*TASK STATEMENT*
Search for the word "icon" in the entries. Each line that holds it should be copied.

Excerpts from an interface dataset:
-----

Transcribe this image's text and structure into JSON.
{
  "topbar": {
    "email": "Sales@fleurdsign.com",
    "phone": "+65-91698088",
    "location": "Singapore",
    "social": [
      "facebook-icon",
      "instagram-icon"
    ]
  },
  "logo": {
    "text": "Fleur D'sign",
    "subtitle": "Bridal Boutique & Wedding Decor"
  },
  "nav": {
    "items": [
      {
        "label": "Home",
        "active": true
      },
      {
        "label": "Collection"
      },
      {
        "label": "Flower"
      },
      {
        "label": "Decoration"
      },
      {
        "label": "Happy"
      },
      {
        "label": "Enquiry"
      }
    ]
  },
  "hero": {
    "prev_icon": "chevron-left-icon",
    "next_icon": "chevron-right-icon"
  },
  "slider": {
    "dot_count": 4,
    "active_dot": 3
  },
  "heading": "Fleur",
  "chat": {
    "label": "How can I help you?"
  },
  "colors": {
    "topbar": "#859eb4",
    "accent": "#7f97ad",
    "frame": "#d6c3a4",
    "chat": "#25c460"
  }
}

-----

*OUTPUT BELOW*
      "facebook-icon",
      "instagram-icon"
    "prev_icon": "chevron-left-icon",
    "next_icon": "chevron-right-icon"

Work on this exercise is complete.